*** Excerpted data Section Begins ***

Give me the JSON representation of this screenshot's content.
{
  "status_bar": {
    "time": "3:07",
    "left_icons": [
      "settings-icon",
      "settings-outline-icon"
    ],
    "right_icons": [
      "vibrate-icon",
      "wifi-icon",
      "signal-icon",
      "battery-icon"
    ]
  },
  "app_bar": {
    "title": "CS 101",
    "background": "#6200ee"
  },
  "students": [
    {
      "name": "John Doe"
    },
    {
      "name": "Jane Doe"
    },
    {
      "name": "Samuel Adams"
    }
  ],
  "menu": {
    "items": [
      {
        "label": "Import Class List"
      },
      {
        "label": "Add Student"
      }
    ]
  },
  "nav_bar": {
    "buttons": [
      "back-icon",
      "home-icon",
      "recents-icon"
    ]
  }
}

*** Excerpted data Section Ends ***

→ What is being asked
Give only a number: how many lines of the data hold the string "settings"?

→ Solution
2